ASSIGNMENT -
When a picture appears in the listing, leave it out and copy the rest exactly as it stands.

-- RECORDS SHOWN follows --

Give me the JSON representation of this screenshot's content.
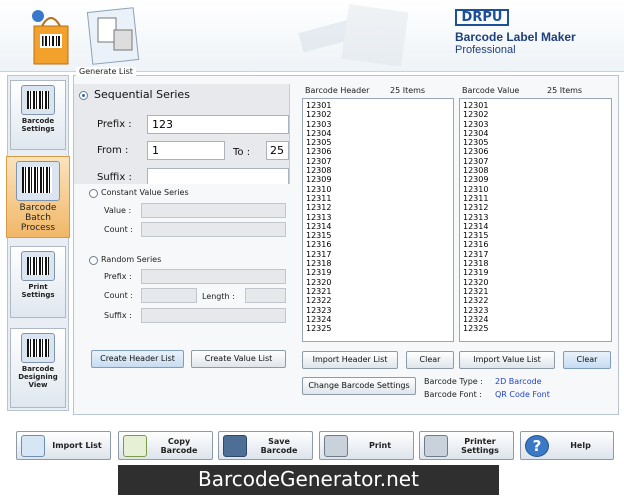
{
  "brand": {
    "company": "DRPU",
    "title": "Barcode Label Maker",
    "subtitle": "Professional"
  },
  "nav": [
    {
      "label": "Barcode Settings"
    },
    {
      "label": "Barcode Batch Process"
    },
    {
      "label": "Print Settings"
    },
    {
      "label": "Barcode Designing View"
    }
  ],
  "group_title": "Generate List",
  "sequential": {
    "label": "Sequential Series",
    "prefix_label": "Prefix :",
    "prefix_value": "123",
    "from_label": "From :",
    "from_value": "1",
    "to_label": "To :",
    "to_value": "25",
    "suffix_label": "Suffix :"
  },
  "constant": {
    "label": "Constant Value Series",
    "value_label": "Value :",
    "count_label": "Count :"
  },
  "random": {
    "label": "Random Series",
    "prefix_label": "Prefix :",
    "count_label": "Count :",
    "length_label": "Length :",
    "suffix_label": "Suffix :"
  },
  "header_list": {
    "title": "Barcode Header",
    "count": "25 Items",
    "items": [
      "12301",
      "12302",
      "12303",
      "12304",
      "12305",
      "12306",
      "12307",
      "12308",
      "12309",
      "12310",
      "12311",
      "12312",
      "12313",
      "12314",
      "12315",
      "12316",
      "12317",
      "12318",
      "12319",
      "12320",
      "12321",
      "12322",
      "12323",
      "12324",
      "12325"
    ]
  },
  "value_list": {
    "title": "Barcode Value",
    "count": "25 Items",
    "items": [
      "12301",
      "12302",
      "12303",
      "12304",
      "12305",
      "12306",
      "12307",
      "12308",
      "12309",
      "12310",
      "12311",
      "12312",
      "12313",
      "12314",
      "12315",
      "12316",
      "12317",
      "12318",
      "12319",
      "12320",
      "12321",
      "12322",
      "12323",
      "12324",
      "12325"
    ]
  },
  "buttons": {
    "create_header": "Create Header List",
    "create_value": "Create Value List",
    "import_header": "Import Header List",
    "clear_header": "Clear",
    "import_value": "Import Value List",
    "clear_value": "Clear",
    "change_settings": "Change Barcode Settings"
  },
  "info": {
    "type_label": "Barcode Type :",
    "type_value": "2D Barcode",
    "font_label": "Barcode Font :",
    "font_value": "QR Code Font"
  },
  "toolbar": [
    {
      "label": "Import List",
      "icon": "import-list-icon"
    },
    {
      "label": "Copy Barcode",
      "icon": "copy-barcode-icon"
    },
    {
      "label": "Save Barcode",
      "icon": "floppy-disk-icon"
    },
    {
      "label": "Print",
      "icon": "printer-icon"
    },
    {
      "label": "Printer Settings",
      "icon": "printer-settings-icon"
    },
    {
      "label": "Help",
      "icon": "help-icon"
    }
  ],
  "footer": "BarcodeGenerator.net",
  "colors": {
    "accent": "#1d4f9a",
    "active_nav": "#f1b767",
    "link_blue": "#2244cc"
  }
}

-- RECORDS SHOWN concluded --

SOLVED EXERCISE -
Give me the JSON representation of this screenshot's content.
{
  "brand": {
    "company": "DRPU",
    "title": "Barcode Label Maker",
    "subtitle": "Professional"
  },
  "nav": [
    {
      "label": "Barcode Settings"
    },
    {
      "label": "Barcode Batch Process"
    },
    {
      "label": "Print Settings"
    },
    {
      "label": "Barcode Designing View"
    }
  ],
  "group_title": "Generate List",
  "sequential": {
    "label": "Sequential Series",
    "prefix_label": "Prefix :",
    "prefix_value": "123",
    "from_label": "From :",
    "from_value": "1",
    "to_label": "To :",
    "to_value": "25",
    "suffix_label": "Suffix :"
  },
  "constant": {
    "label": "Constant Value Series",
    "value_label": "Value :",
    "count_label": "Count :"
  },
  "random": {
    "label": "Random Series",
    "prefix_label": "Prefix :",
    "count_label": "Count :",
    "length_label": "Length :",
    "suffix_label": "Suffix :"
  },
  "header_list": {
    "title": "Barcode Header",
    "count": "25 Items",
    "items": [
      "12301",
      "12302",
      "12303",
      "12304",
      "12305",
      "12306",
      "12307",
      "12308",
      "12309",
      "12310",
      "12311",
      "12312",
      "12313",
      "12314",
      "12315",
      "12316",
      "12317",
      "12318",
      "12319",
      "12320",
      "12321",
      "12322",
      "12323",
      "12324",
      "12325"
    ]
  },
  "value_list": {
    "title": "Barcode Value",
    "count": "25 Items",
    "items": [
      "12301",
      "12302",
      "12303",
      "12304",
      "12305",
      "12306",
      "12307",
      "12308",
      "12309",
      "12310",
      "12311",
      "12312",
      "12313",
      "12314",
      "12315",
      "12316",
      "12317",
      "12318",
      "12319",
      "12320",
      "12321",
      "12322",
      "12323",
      "12324",
      "12325"
    ]
  },
  "buttons": {
    "create_header": "Create Header List",
    "create_value": "Create Value List",
    "import_header": "Import Header List",
    "clear_header": "Clear",
    "import_value": "Import Value List",
    "clear_value": "Clear",
    "change_settings": "Change Barcode Settings"
  },
  "info": {
    "type_label": "Barcode Type :",
    "type_value": "2D Barcode",
    "font_label": "Barcode Font :",
    "font_value": "QR Code Font"
  },
  "toolbar": [
    {
      "label": "Import List",
      "icon": "import-list-icon"
    },
    {
      "label": "Copy Barcode",
      "icon": "copy-barcode-icon"
    },
    {
      "label": "Save Barcode",
      "icon": "floppy-disk-icon"
    },
    {
      "label": "Print",
      "icon": "printer-icon"
    },
    {
      "label": "Printer Settings",
      "icon": "printer-settings-icon"
    },
    {
      "label": "Help",
      "icon": "help-icon"
    }
  ],
  "footer": "BarcodeGenerator.net",
  "colors": {
    "accent": "#1d4f9a",
    "active_nav": "#f1b767",
    "link_blue": "#2244cc"
  }
}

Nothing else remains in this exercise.